One of the major use cases driving 5G development and deployment is the need for high-speed Internet connectivity in locations where it is impossible (or expensive) to cover the last mile via cables. Both carriers and hardware makers, in turn, are looking to capitalize on this by offering service contracts and high-end 5G mobile hotspots. TCL, the company behind Alcatel and BlackBerry smartphones, is prepping a rather interesting device: a 5G Mi-Fi, a 5G hotspot with a USB Type-C interface.

The Alcatel "5G USB Device" (which will likely go by other names when distributed by the carriers) supports download speeds of up to 2 Gbps (using 4x4 MIMO) and upload speeds of up to 1 Gbps (using 2x2 MIMO). The hotspot is based on MediaTek’s Helio M70 modem, which supports 5G NR/LTE and 5G NSA & SA on the sub-6 GHz band. So the hotspot won't have access to mmWave and the even higher bandwidths that provides, but sub-6 is better suited for the kind of last-mile deployments that rural 5G will be aimed at anyhow. The unit has 1 GB of LPDDR4 memory, 1 GB of NAND flash storage, and a 4000-mAh battery that can last for one day, according to the manufacturer.

One of the odd things about Alcatel’s 5G Mi-Fi is the fact that TCL does not explicitly list it as supporting Wi-Fi (at least not on its present form). Instead its only client connectivity is a USB Type-C port, which seems to be used for power as well. There are of course other wired Mi-Fi devices on the market, but it's unusual for these devices to ship with large internal batteries, as is the case for Alcatel's device. So I'm going to be surprised if we actually see the device ship without Wi-Fi support. Otherwise, expect to see the device used with solo PCs and with routers that support USB cellular adapters, the latter of which is actually a fairly common feature despite its limited use.

At the moment TCL is not saying when it plans to release its device commercially. Like so many other 5G client devices, we expect to see it launch once the 5G networks are deployed.

Related Reading:

Comments Locked


View All Comments

  • NICOXIS - Friday, March 8, 2019 - link

    I don't really understand, this is a last mile deployment that would only be able to serve one device??
  • ksec - Friday, March 8, 2019 - link

    Same question as well. It would have made a lot more sense if it had either WiFi or Gigabit Ethernet. But only USB-C seems strange. What sort of application was it intended for?
  • Ryan Smith - Friday, March 8, 2019 - link

    There are numerous routers with USB ports specifically so that they can be used with devices like these. So it can be used to service multiple devices.
  • ikjadoon - Friday, March 8, 2019 - link

    But...not many 2.4GHz client devices.

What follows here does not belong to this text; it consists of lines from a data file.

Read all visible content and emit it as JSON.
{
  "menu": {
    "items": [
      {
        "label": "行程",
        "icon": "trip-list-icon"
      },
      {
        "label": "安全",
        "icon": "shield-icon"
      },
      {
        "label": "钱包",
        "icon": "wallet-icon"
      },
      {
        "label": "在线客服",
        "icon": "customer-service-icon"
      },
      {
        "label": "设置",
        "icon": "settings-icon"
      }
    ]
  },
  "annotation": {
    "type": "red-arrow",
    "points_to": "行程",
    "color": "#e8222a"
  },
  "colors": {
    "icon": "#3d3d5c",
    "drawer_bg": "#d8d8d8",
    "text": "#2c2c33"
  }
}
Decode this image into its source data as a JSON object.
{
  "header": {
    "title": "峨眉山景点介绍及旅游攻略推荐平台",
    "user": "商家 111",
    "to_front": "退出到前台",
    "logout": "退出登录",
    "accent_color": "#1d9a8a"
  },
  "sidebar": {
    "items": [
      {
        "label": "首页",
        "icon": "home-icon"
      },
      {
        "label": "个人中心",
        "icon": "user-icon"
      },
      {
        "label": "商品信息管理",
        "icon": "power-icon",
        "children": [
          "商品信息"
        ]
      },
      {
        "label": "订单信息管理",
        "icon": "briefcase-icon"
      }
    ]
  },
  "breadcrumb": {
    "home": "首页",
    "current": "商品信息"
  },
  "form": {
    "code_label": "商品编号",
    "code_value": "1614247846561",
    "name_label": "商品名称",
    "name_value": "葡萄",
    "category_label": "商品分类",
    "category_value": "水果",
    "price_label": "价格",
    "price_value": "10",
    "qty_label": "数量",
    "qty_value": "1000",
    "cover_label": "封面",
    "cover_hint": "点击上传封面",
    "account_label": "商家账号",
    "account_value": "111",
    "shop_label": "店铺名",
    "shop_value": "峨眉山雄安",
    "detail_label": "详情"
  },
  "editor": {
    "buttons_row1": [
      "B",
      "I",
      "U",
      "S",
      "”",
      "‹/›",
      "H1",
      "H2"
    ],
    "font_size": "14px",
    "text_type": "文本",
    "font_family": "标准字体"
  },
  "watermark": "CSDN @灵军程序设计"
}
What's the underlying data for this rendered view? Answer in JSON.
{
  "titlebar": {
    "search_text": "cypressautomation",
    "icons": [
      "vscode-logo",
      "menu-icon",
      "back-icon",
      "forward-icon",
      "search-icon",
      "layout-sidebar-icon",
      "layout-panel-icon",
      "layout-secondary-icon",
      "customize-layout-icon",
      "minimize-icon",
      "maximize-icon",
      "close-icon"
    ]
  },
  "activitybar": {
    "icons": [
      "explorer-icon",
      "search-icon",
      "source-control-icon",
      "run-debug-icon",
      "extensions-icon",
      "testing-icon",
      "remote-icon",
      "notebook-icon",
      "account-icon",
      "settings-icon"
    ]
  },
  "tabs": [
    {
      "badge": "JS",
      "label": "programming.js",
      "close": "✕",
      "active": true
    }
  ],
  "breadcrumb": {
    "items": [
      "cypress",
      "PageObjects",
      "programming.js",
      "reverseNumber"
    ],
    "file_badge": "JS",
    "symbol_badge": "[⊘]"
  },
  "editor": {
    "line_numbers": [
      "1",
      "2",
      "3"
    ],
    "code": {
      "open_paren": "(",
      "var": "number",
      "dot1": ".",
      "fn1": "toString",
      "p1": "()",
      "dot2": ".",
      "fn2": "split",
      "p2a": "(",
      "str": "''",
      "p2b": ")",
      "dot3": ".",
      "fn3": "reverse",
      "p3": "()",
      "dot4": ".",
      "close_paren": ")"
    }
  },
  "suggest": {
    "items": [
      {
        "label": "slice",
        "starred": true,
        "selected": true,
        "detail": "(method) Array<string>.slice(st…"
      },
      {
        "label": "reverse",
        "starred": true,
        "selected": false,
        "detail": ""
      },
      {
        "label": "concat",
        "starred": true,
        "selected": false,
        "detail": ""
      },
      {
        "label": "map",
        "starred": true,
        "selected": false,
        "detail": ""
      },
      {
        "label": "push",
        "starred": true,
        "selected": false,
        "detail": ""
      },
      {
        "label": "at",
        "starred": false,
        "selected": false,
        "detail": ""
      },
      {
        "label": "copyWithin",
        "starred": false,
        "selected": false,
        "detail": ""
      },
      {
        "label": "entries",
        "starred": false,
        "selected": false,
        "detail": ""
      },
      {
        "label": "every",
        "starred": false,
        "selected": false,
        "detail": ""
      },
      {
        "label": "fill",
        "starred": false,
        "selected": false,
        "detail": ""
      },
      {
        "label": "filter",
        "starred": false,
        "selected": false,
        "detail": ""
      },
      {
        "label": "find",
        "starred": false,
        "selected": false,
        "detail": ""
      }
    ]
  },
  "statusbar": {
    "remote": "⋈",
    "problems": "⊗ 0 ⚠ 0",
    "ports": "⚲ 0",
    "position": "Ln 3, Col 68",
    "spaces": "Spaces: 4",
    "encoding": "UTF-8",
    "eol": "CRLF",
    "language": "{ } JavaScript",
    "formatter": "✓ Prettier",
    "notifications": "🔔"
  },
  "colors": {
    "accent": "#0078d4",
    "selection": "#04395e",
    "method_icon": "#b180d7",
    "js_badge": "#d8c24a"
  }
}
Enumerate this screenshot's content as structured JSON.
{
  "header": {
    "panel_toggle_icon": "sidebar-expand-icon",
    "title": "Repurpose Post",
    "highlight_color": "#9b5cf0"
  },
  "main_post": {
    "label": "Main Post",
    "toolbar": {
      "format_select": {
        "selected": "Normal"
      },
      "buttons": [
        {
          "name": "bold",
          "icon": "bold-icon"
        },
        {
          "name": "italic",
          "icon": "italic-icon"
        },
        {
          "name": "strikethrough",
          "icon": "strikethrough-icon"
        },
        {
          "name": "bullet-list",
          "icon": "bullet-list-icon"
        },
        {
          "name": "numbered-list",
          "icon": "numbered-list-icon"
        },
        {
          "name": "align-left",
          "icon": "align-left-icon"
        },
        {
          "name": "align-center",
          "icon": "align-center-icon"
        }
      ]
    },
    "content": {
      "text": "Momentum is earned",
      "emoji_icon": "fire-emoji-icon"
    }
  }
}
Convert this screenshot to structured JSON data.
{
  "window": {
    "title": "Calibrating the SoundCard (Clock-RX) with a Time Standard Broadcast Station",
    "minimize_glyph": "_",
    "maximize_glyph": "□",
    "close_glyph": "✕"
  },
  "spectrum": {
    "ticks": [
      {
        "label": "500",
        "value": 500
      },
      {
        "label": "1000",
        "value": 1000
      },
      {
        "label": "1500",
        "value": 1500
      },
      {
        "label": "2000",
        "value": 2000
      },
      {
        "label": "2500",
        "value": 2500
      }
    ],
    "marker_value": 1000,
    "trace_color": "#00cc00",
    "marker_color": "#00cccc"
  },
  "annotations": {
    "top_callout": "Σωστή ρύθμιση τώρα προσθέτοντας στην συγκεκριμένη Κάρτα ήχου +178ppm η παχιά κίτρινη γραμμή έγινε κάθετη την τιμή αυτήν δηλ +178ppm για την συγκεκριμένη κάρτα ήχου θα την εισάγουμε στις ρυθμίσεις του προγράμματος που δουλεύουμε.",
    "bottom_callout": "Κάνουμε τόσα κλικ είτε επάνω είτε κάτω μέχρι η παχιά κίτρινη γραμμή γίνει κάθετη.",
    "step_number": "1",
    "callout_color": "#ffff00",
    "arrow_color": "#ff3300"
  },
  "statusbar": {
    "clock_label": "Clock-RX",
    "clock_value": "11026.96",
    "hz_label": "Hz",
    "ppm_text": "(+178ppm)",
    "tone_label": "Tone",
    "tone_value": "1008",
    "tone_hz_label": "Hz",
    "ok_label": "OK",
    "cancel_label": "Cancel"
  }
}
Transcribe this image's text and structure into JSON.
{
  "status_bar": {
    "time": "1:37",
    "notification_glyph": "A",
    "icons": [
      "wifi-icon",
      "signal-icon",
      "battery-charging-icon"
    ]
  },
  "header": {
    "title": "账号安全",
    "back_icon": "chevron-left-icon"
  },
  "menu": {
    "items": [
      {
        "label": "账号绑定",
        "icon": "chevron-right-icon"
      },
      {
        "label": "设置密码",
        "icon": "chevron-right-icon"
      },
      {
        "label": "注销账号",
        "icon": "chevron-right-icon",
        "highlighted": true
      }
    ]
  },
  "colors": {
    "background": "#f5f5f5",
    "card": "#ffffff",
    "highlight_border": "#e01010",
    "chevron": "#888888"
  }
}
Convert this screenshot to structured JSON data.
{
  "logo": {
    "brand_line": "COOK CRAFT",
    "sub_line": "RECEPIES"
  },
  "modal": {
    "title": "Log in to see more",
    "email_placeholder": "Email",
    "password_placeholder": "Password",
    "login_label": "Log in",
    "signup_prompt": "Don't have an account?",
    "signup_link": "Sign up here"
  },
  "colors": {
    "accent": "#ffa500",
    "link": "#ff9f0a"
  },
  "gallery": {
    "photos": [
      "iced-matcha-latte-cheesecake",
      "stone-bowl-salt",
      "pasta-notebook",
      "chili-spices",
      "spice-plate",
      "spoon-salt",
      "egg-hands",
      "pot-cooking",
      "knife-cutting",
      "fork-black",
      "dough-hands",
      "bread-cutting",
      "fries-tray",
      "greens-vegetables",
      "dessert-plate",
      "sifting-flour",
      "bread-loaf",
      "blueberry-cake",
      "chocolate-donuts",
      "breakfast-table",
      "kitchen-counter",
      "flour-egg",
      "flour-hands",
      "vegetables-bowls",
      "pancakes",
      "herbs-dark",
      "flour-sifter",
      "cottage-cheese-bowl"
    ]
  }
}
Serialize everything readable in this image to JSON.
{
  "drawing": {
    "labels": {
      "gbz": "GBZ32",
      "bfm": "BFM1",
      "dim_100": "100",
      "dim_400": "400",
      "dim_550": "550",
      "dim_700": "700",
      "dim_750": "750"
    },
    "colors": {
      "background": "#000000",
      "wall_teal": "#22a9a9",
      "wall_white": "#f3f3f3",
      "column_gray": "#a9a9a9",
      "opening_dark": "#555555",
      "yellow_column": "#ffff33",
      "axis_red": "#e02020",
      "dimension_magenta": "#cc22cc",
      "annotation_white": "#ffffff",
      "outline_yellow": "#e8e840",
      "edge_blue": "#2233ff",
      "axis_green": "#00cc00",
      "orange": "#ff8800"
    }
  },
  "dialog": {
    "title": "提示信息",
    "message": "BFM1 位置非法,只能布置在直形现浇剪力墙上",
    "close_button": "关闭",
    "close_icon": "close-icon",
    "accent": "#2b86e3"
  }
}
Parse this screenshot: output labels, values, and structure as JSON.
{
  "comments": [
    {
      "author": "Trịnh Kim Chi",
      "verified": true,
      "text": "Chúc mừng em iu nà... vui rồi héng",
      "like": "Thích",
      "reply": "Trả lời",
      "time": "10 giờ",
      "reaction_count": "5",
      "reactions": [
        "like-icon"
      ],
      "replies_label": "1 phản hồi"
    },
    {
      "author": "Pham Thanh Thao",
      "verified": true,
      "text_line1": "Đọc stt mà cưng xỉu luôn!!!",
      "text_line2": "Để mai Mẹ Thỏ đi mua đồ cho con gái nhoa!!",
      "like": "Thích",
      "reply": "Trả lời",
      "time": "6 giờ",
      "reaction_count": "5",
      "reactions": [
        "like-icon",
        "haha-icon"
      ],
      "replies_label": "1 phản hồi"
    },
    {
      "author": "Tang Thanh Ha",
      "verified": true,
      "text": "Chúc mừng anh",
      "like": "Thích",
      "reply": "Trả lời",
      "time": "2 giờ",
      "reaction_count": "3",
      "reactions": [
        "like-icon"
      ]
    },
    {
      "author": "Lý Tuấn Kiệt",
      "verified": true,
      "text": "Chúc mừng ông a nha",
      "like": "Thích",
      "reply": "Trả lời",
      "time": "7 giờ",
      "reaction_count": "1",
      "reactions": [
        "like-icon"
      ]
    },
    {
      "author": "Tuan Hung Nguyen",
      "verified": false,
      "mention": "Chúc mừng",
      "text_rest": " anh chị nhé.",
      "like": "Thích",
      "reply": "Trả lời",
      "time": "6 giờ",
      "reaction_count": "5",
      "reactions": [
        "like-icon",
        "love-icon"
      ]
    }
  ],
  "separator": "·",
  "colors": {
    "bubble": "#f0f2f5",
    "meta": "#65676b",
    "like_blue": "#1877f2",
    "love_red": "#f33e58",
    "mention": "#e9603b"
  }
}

USB 3.0 interferes with 2.4GHz WiFi signals.

    My Synology RT2600ac lets me degrade the USB 3.0 port to 2.0 to reduce interference, esp. w/ 3G/4G dongles...but for a 5G device, feel like I'd be throwing the baby out with the bathwater.

    At least an Ethernet option would've been nice, but I guess a female/male USB-C + a type-C Ethernet NIC wouldn't cost much.
  • ksec - Saturday, March 9, 2019 - link

    Yes, basically those USB 4G Sticks... except this one is massive in size. And has battery built in. Normally we have battery for WiFi Hotpot so you can use it on the go, but this isn't really the size of on the go Router and does not have WiFi.

    If it was really intended as a simple USB 5G Modem, I wonder why they had it this big. ( Or it could merely be the Photo making it look big )
  • Sttm - Monday, March 11, 2019 - link

    Great point about the size, if you look at the usb-c port and picture your phone above it, it doesn't seem that big.
  • Estyle - Saturday, July 20, 2019 - link

    Check more details specifications here:

Log in

Don't have an account? Sign up now